PROLOGUE

The Ghost Girl

 

 

In the diminishing twilight of a warm summer evening, a girl ran flat-out through the woods.  

Her second-hand sneakers pounded the dry dirt path.  With every step the duffel bag bumping against her back grew heavier.  Her fists punched the air as if it was purposely resisting her.  She gripped a porcelain figurine so tightly her knuckles were white inside work gloves that were too big for her.

A snarl of branches slapped her.  She stumbled but stayed upright, stayed moving.  The salty ocean smell was strong. 

The muscles in her legs burned.  Her lungs felt like someone was pouring sand into them.  Hot tears blurred the trees into a thick curtain that was about to smother her in inescapable blackness.  

Finally, she stumbled into a clearing atop a cliff with a view of the island.  Its lights shimmered like a mirage.  Rocks wide enough to sit on encircled an old overgrown fire pit.  Glass bottles and crushed cans glinted in the grass.  The waves crashing against the base of the cliff sounded like the applause of the opposing team’s fans.  

A boy in a black and red Chicago Bulls t-shirt stood with his back to the sea.  His eyes bulged at the sight of her hurtling out of the trees at him, a flash of arms and teeth and hair.  

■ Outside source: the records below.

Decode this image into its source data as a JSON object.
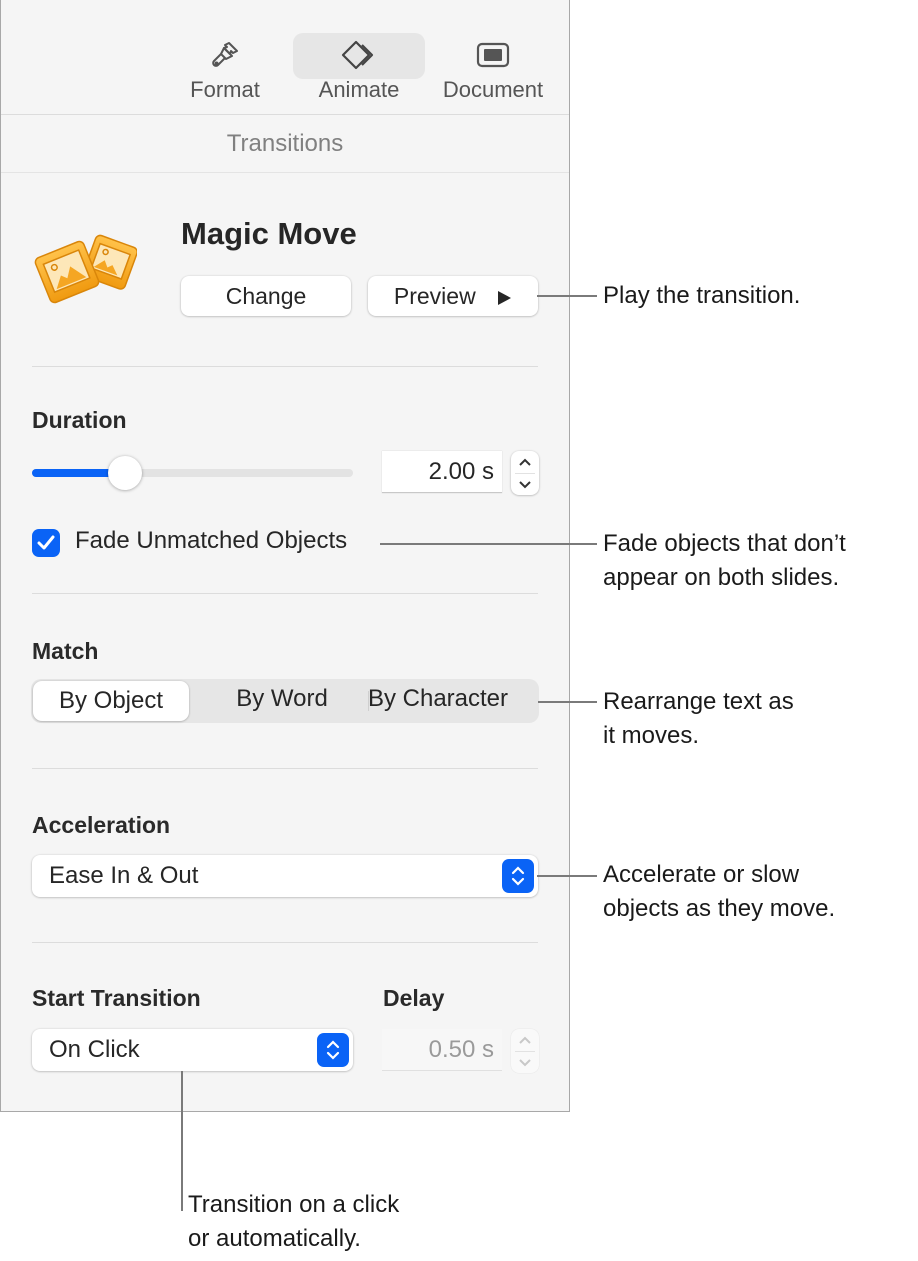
{
  "toolbar": {
    "tabs": [
      {
        "label": "Format",
        "icon": "paintbrush-icon",
        "active": false
      },
      {
        "label": "Animate",
        "icon": "animate-diamonds-icon",
        "active": true
      },
      {
        "label": "Document",
        "icon": "document-icon",
        "active": false
      }
    ]
  },
  "section_title": "Transitions",
  "transition": {
    "name": "Magic Move",
    "icon": "magic-move-photos-icon",
    "change_label": "Change",
    "preview_label": "Preview",
    "preview_icon": "play-icon"
  },
  "duration": {
    "label": "Duration",
    "slider_fraction": 0.29,
    "value": "2.00 s"
  },
  "fade_unmatched": {
    "label": "Fade Unmatched Objects",
    "checked": true
  },
  "match": {
    "label": "Match",
    "options": [
      "By Object",
      "By Word",
      "By Character"
    ],
    "selected": "By Object"
  },
  "acceleration": {
    "label": "Acceleration",
    "value": "Ease In & Out"
  },
  "start_transition": {
    "label": "Start Transition",
    "value": "On Click"
  },
  "delay": {
    "label": "Delay",
    "value": "0.50 s",
    "disabled": true
  },
  "callouts": {
    "preview": "Play the transition.",
    "fade_line1": "Fade objects that don’t",
    "fade_line2": "appear on both slides.",
    "match_line1": "Rearrange text as",
    "match_line2": "it moves.",
    "accel_line1": "Accelerate or slow",
    "accel_line2": "objects as they move.",
    "start_line1": "Transition on a click",
    "start_line2": "or automatically."
  },
  "colors": {
    "accent": "#0a63f6",
    "icon_orange": "#f5a623"
  }
}
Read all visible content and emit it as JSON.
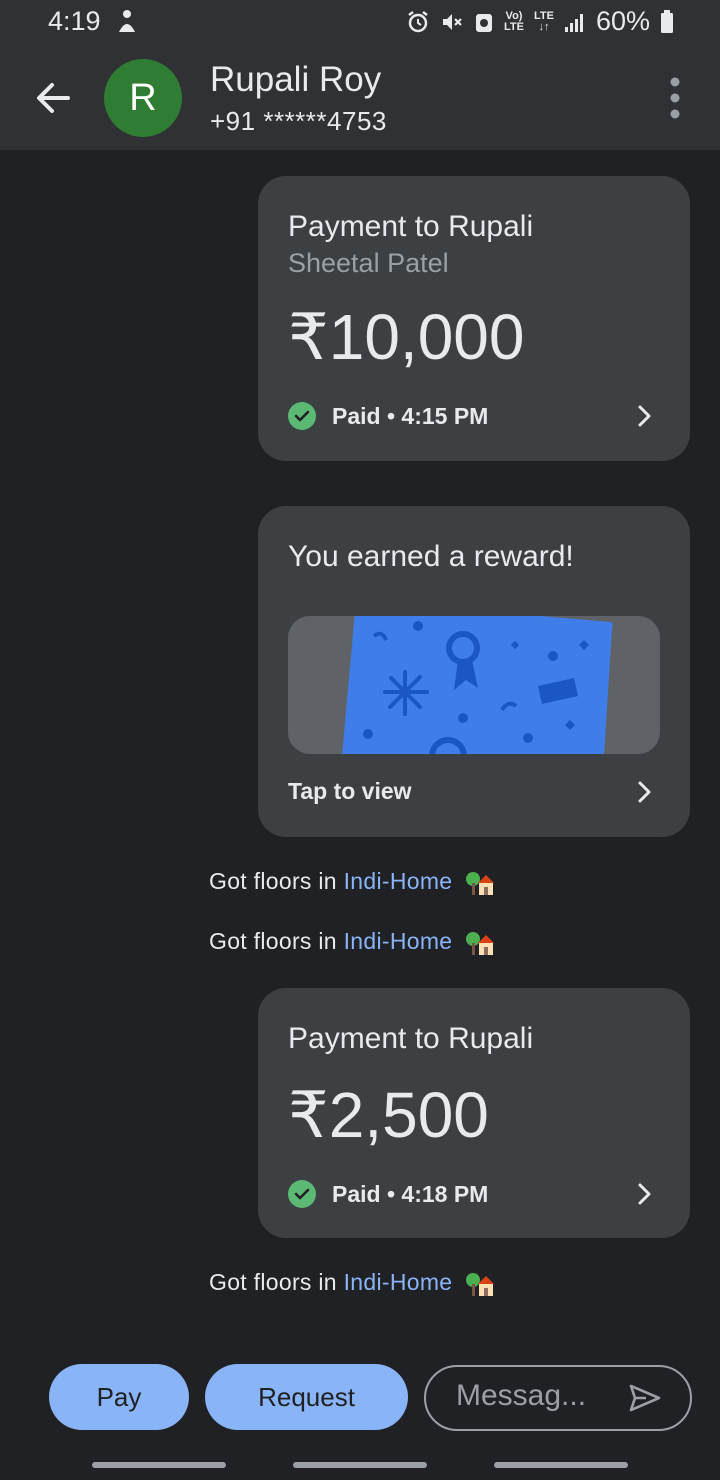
{
  "status_bar": {
    "time": "4:19",
    "battery": "60%",
    "network_top": "Vo)",
    "network_bottom": "LTE",
    "network2_top": "LTE",
    "network2_bottom": "↓↑"
  },
  "contact": {
    "initial": "R",
    "name": "Rupali Roy",
    "phone": "+91 ******4753"
  },
  "payments": [
    {
      "title": "Payment to Rupali",
      "note": "Sheetal Patel",
      "amount": "₹10,000",
      "status": "Paid • 4:15 PM"
    },
    {
      "title": "Payment to Rupali",
      "amount": "₹2,500",
      "status": "Paid • 4:18 PM"
    }
  ],
  "reward": {
    "title": "You earned a reward!",
    "action": "Tap to view"
  },
  "messages": [
    {
      "text": "Got floors in ",
      "link": "Indi-Home"
    },
    {
      "text": "Got floors in ",
      "link": "Indi-Home"
    },
    {
      "text": "Got floors in ",
      "link": "Indi-Home"
    }
  ],
  "composer": {
    "pay_label": "Pay",
    "request_label": "Request",
    "placeholder": "Messag..."
  },
  "colors": {
    "accent": "#8ab4f8",
    "avatar": "#2e7d32",
    "paid": "#5bb974",
    "reward_card": "#3f7de8"
  }
}
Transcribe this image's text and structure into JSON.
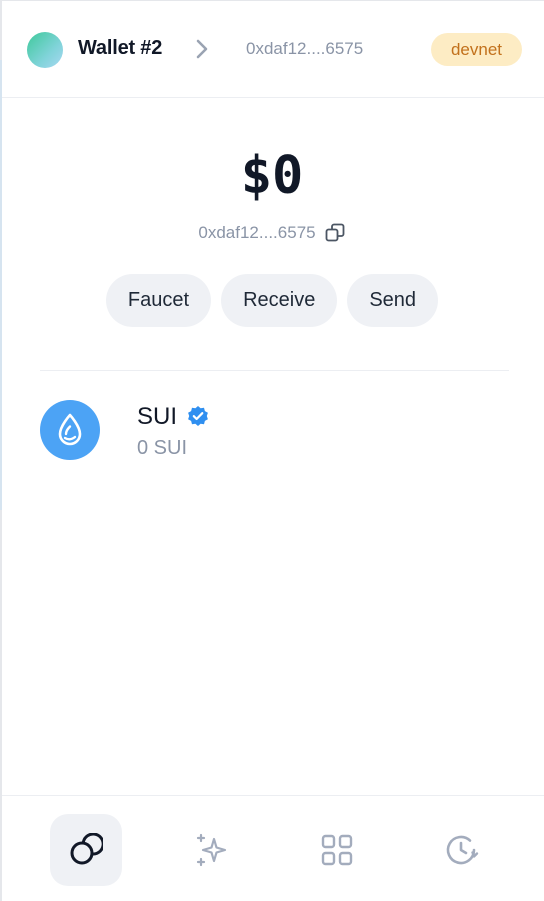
{
  "header": {
    "wallet_name": "Wallet #2",
    "address": "0xdaf12....6575",
    "network": "devnet"
  },
  "balance": {
    "amount": "$0",
    "address": "0xdaf12....6575"
  },
  "actions": {
    "faucet": "Faucet",
    "receive": "Receive",
    "send": "Send"
  },
  "coins": [
    {
      "symbol": "SUI",
      "amount": "0 SUI",
      "icon": "sui-drop-icon",
      "verified": true
    }
  ],
  "bottom_nav": {
    "items": [
      {
        "icon": "tokens-icon",
        "active": true
      },
      {
        "icon": "sparkle-icon",
        "active": false
      },
      {
        "icon": "apps-grid-icon",
        "active": false
      },
      {
        "icon": "history-icon",
        "active": false
      }
    ]
  },
  "colors": {
    "accent_blue": "#4ca3f5",
    "badge_bg": "#fdecc4",
    "badge_text": "#c2711c",
    "muted_text": "#8a94a6",
    "pill_bg": "#eff1f5"
  }
}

At the sight of him, the girl screamed and dropped the figurine.  The boy screamed too, high and shrill as a choirboy.  He tossed what he’d been holding into the air, and scampered behind the nearest sizeable tree.

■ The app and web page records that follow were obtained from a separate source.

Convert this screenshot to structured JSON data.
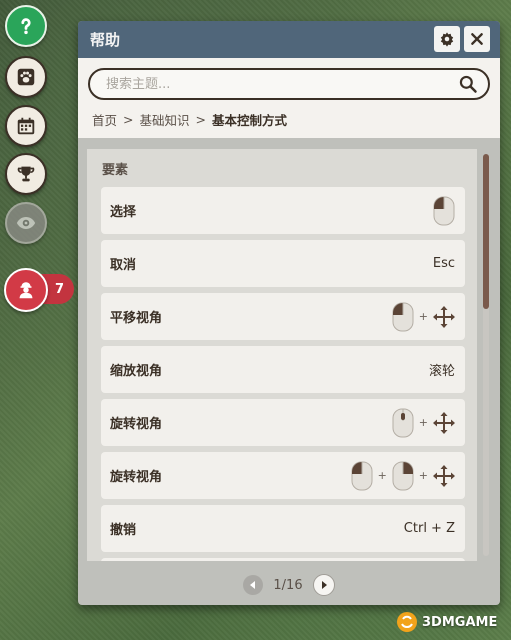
{
  "panel": {
    "title": "帮助",
    "search_placeholder": "搜索主题...",
    "breadcrumb": {
      "home": "首页",
      "sep1": ">",
      "section": "基础知识",
      "sep2": ">",
      "current": "基本控制方式"
    },
    "section_label": "要素",
    "rows": [
      {
        "label": "选择",
        "value": ""
      },
      {
        "label": "取消",
        "value": "Esc"
      },
      {
        "label": "平移视角",
        "value": ""
      },
      {
        "label": "缩放视角",
        "value": "滚轮"
      },
      {
        "label": "旋转视角",
        "value": ""
      },
      {
        "label": "旋转视角",
        "value": ""
      },
      {
        "label": "撤销",
        "value": "Ctrl + Z"
      }
    ],
    "plus": "+",
    "pager": {
      "text": "1/16"
    }
  },
  "rail": {
    "badge_count": "7",
    "icons": [
      "question-icon",
      "paw-icon",
      "calendar-icon",
      "trophy-icon",
      "eye-icon",
      "zookeeper-icon"
    ]
  },
  "watermark": {
    "text": "3DMGAME"
  },
  "colors": {
    "titlebar": "#50667a",
    "accent_red": "#d23a46",
    "accent_green": "#2aa55a",
    "text_dark": "#3b3026",
    "scroll_thumb": "#7a5a4c"
  }
}
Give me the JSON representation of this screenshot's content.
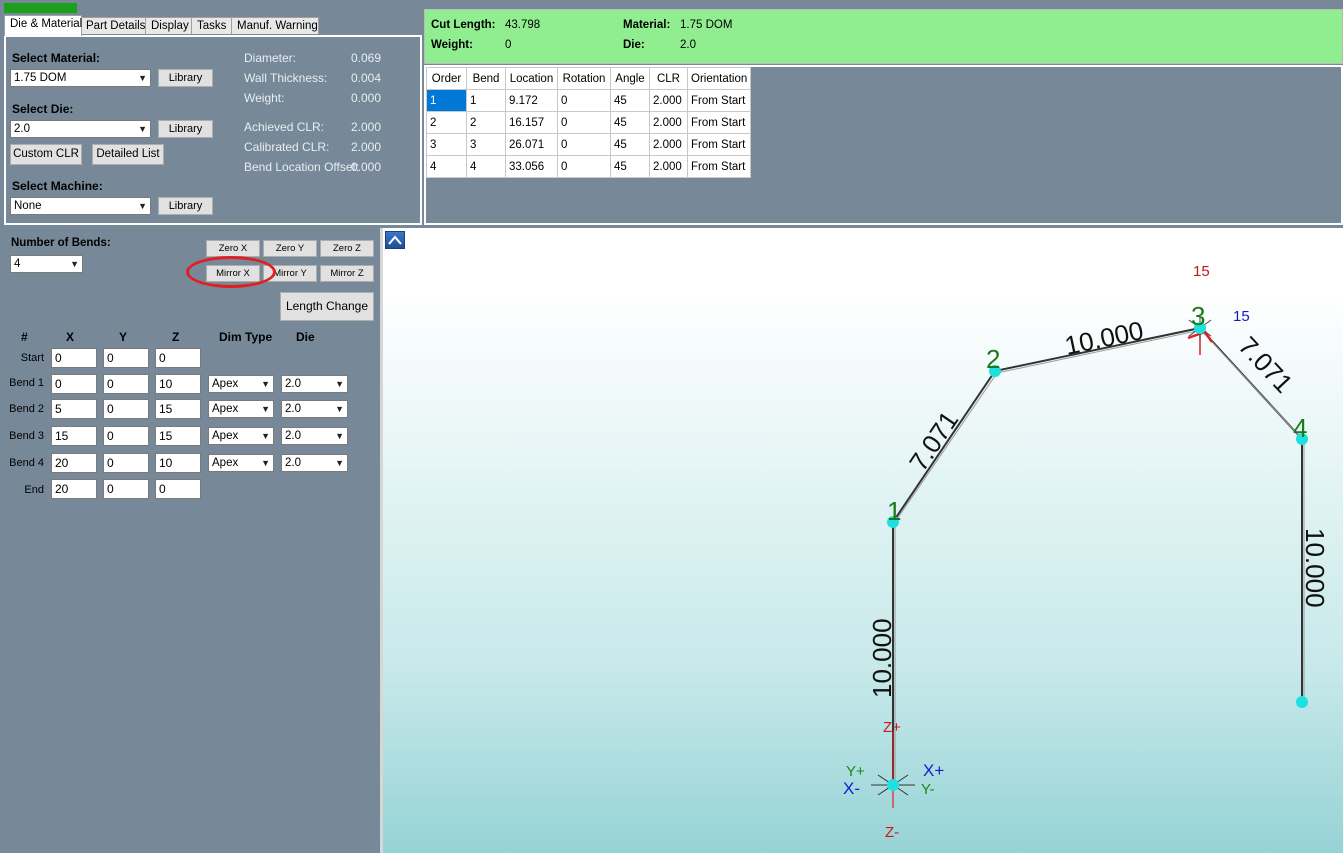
{
  "tabs": [
    "Die & Material",
    "Part Details",
    "Display",
    "Tasks",
    "Manuf. Warning"
  ],
  "material_section": {
    "select_material_label": "Select Material:",
    "material_value": "1.75 DOM",
    "library_label": "Library",
    "select_die_label": "Select Die:",
    "die_value": "2.0",
    "custom_clr_label": "Custom CLR",
    "detailed_list_label": "Detailed List",
    "select_machine_label": "Select Machine:",
    "machine_value": "None"
  },
  "properties": [
    {
      "label": "Diameter:",
      "value": "0.069"
    },
    {
      "label": "Wall Thickness:",
      "value": "0.004"
    },
    {
      "label": "Weight:",
      "value": "0.000"
    },
    {
      "label": "Achieved CLR:",
      "value": "2.000"
    },
    {
      "label": "Calibrated CLR:",
      "value": "2.000"
    },
    {
      "label": "Bend Location Offset:",
      "value": "0.000"
    }
  ],
  "summary": {
    "cut_length_label": "Cut Length:",
    "cut_length_value": "43.798",
    "weight_label": "Weight:",
    "weight_value": "0",
    "material_label": "Material:",
    "material_value": "1.75 DOM",
    "die_label": "Die:",
    "die_value": "2.0"
  },
  "bend_table": {
    "headers": [
      "Order",
      "Bend",
      "Location",
      "Rotation",
      "Angle",
      "CLR",
      "Orientation"
    ],
    "rows": [
      [
        "1",
        "1",
        "9.172",
        "0",
        "45",
        "2.000",
        "From Start"
      ],
      [
        "2",
        "2",
        "16.157",
        "0",
        "45",
        "2.000",
        "From Start"
      ],
      [
        "3",
        "3",
        "26.071",
        "0",
        "45",
        "2.000",
        "From Start"
      ],
      [
        "4",
        "4",
        "33.056",
        "0",
        "45",
        "2.000",
        "From Start"
      ]
    ]
  },
  "bends_section": {
    "number_of_bends_label": "Number of Bends:",
    "number_of_bends_value": "4",
    "zero_x": "Zero X",
    "zero_y": "Zero Y",
    "zero_z": "Zero Z",
    "mirror_x": "Mirror X",
    "mirror_y": "Mirror Y",
    "mirror_z": "Mirror Z",
    "length_change": "Length Change",
    "headers": [
      "#",
      "X",
      "Y",
      "Z",
      "Dim Type",
      "Die"
    ],
    "rows": [
      {
        "label": "Start",
        "x": "0",
        "y": "0",
        "z": "0",
        "dim": "",
        "die": ""
      },
      {
        "label": "Bend 1",
        "x": "0",
        "y": "0",
        "z": "10",
        "dim": "Apex",
        "die": "2.0"
      },
      {
        "label": "Bend 2",
        "x": "5",
        "y": "0",
        "z": "15",
        "dim": "Apex",
        "die": "2.0"
      },
      {
        "label": "Bend 3",
        "x": "15",
        "y": "0",
        "z": "15",
        "dim": "Apex",
        "die": "2.0"
      },
      {
        "label": "Bend 4",
        "x": "20",
        "y": "0",
        "z": "10",
        "dim": "Apex",
        "die": "2.0"
      },
      {
        "label": "End",
        "x": "20",
        "y": "0",
        "z": "0",
        "dim": "",
        "die": ""
      }
    ]
  },
  "viewport": {
    "node_labels": [
      "1",
      "2",
      "3",
      "4"
    ],
    "segment_labels": [
      "10.000",
      "7.071",
      "10.000",
      "7.071",
      "10.000"
    ],
    "angle_red": "15",
    "angle_blue": "15",
    "axes": {
      "z_plus": "Z+",
      "z_minus": "Z-",
      "x_plus": "X+",
      "x_minus": "X-",
      "y_plus": "Y+",
      "y_minus": "Y-"
    },
    "colors": {
      "node": "#1ee0e0",
      "node_label": "#1a7a1a",
      "highlight": "#e02020"
    }
  }
}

The girl skidded to a stop.  Panic rushed up her throat—she couldn’t see the figurine on the ground, and there was no time. Shrieking with frustration, she lunged toward the salty air and the sunset.  

The bumpy bark poked the boy roughly through his t-shirt.  His mind raced—where did she come from?  What was she doing here?  Why did she scream at him?

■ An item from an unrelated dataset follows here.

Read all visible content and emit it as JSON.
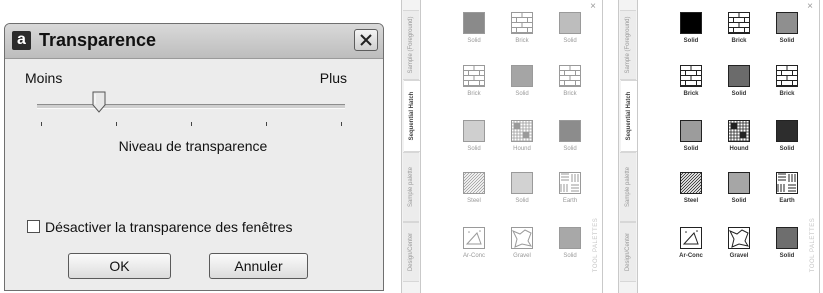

Hearing nothing over his panicked breathing and the pounding of his heart in his chest, the boy peeked around the tree.  

 

She wasn’t there.  

The girl was gone.

He looked around the darkening clearing to the edge—and the cliff dropping away from it.  

“Oh no,” he whispered.  

He jumped at a sound in the trees.  

Footsteps—coming this way fast.

The boy ducked back around the tree, his heart thumping fast as a gym class full of basketballs.    

Twigs snapped and angry, labored breathing entered the clearing.

Terror surged through his bones.  The boy ran blindly into the darkening woods, avoiding the trunks but oblivious to the smaller branches reaching for him.  He fled the desolate clearing and the ghost girl, and the monster that tried to catch her, but missed.

© 2020 Steve McManus